Entities such as the Environmental Working Group (EWG) and Fishwatch list fish that are both healthy and sustainable.
When it comes to regaining healthy fish populations, there are pockets of hope, including signs that their populations are bouncing back in the Northeast Atlantic Ocean as well as the Baltic Sea.
What Can Be Done?
If wild fish stocks are unable to provide the amount needed for humans to get their fix of fatty acids, one apparent solution is fish farming or aquaculture. Fish becomes cheaper to buy this way and supply becomes more predictable.
Of course, there’s always this question: Is farmed fish as good as wild-caught stock? The difference lies in the environment of the fish and what it eats. Farmed salmon, for instance, may supply 40% more calories than its wild counterpart, so consumers have to be aware of these things when making a conscious choice between the two (if they have the luxury of choosing, that is).
Algae such as sea moss has garnered so much attention recently as the potential answer to food shortage and security issues.
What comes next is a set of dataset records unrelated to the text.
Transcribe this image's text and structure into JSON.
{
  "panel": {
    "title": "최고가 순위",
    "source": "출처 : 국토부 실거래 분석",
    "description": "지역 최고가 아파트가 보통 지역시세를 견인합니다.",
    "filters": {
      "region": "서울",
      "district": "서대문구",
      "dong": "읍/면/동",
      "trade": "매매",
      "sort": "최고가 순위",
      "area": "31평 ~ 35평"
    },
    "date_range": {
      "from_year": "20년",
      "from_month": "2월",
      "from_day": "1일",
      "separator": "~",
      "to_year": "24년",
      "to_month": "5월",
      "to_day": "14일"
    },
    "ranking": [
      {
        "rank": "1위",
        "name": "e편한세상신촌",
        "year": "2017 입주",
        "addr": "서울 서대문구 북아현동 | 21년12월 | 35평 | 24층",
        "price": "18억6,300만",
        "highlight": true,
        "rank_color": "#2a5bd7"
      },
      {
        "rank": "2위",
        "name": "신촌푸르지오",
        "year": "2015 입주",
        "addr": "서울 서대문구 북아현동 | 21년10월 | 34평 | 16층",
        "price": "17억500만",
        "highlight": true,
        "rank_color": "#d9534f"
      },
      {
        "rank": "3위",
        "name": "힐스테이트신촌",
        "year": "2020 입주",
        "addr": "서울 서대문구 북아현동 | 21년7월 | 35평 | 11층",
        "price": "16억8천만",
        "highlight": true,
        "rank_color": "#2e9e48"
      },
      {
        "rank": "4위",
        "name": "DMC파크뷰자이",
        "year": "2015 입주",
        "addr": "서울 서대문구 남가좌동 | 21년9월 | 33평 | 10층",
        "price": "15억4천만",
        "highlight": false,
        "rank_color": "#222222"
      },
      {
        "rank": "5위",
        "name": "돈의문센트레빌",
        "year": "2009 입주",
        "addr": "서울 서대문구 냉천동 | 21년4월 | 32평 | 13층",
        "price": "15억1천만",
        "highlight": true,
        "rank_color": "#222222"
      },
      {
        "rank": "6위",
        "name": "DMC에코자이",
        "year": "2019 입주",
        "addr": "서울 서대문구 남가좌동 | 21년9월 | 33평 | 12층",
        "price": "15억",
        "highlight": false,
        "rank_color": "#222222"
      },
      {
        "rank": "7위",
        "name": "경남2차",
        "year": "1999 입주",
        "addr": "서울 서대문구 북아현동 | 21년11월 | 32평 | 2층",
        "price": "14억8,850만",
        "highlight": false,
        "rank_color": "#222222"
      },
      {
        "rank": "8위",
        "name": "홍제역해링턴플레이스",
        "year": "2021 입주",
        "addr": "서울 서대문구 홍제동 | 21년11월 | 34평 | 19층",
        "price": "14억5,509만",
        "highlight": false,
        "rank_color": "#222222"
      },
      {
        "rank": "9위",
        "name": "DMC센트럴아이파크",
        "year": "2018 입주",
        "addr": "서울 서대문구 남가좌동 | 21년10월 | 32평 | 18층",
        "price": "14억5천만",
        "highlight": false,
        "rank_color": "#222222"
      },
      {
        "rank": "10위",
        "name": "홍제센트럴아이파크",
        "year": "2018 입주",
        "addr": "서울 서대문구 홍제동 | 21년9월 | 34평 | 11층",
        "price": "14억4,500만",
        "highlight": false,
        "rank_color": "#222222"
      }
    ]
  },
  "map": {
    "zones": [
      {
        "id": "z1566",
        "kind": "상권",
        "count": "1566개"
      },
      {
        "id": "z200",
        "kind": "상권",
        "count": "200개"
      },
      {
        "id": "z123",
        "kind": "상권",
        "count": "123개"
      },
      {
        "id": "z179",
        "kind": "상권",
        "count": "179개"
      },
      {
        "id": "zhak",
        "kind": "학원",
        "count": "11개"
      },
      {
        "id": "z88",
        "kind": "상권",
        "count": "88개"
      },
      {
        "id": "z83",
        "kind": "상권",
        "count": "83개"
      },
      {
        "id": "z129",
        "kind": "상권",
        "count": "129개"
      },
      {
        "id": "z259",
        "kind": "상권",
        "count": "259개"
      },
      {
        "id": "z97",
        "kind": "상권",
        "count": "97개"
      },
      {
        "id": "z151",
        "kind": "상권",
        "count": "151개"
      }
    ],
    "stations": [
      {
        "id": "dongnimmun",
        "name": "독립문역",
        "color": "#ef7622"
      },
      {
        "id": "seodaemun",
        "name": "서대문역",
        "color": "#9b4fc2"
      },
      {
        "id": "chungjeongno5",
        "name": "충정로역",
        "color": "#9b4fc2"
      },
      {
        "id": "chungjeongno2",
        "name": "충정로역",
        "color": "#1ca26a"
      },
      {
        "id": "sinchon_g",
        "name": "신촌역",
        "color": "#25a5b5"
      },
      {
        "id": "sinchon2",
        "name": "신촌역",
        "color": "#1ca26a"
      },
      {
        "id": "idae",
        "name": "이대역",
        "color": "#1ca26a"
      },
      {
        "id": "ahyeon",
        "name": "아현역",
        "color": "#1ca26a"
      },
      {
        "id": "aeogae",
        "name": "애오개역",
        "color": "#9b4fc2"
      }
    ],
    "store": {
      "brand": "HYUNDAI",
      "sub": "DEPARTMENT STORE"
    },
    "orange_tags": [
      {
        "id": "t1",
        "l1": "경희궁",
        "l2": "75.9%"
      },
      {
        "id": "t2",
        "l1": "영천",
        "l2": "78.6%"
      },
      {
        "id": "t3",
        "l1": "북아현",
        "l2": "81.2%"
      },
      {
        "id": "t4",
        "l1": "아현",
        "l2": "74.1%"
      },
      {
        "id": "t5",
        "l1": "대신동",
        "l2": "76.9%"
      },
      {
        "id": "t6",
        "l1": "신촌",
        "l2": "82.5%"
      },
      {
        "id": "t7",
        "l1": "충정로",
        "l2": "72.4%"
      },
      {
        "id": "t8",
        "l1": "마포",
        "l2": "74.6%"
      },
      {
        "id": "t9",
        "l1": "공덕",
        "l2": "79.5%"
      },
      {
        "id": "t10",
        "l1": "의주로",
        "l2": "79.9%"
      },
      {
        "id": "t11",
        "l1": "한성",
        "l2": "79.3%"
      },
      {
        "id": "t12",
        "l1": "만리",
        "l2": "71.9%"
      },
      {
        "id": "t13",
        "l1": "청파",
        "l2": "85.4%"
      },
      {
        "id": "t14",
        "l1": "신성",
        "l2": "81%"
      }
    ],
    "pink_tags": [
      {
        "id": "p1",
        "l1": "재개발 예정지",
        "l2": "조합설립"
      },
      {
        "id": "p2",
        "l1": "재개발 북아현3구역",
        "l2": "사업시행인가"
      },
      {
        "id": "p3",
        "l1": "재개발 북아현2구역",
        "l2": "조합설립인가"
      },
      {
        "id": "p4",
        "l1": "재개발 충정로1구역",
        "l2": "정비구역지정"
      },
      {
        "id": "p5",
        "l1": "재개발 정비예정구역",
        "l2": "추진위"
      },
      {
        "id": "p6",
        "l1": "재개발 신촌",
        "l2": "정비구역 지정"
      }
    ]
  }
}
Due to the risk of chemicals, heavy metals, and pesticides likely accumulating on shorelines where algae grows, experts recommend looking for products that contain organic raw material, such as organic sea moss.
Overharvesting is still a key issue with the algae population, so consumers are also best to review available information about whether the sea moss or algae was harvested with sustainability in mind.
As regards minimizing pollution, combining various types of aquaculture may be key, as recommended by the UN Food and Agriculture Organization (FAO) in a 2020 report. There are also organizations that watch aquaculture practices and certify farms that meet standards via independent testing and inspections.
Another challenge: ensure you are consuming a varied diet. More than eating fish, incorporate healthy fats and consume everything in moderation. If your diet is unable to sufficiently provide the nutrients you need, then high-quality supplementation is a route worth exploring, especially with your health care provider’s guidance.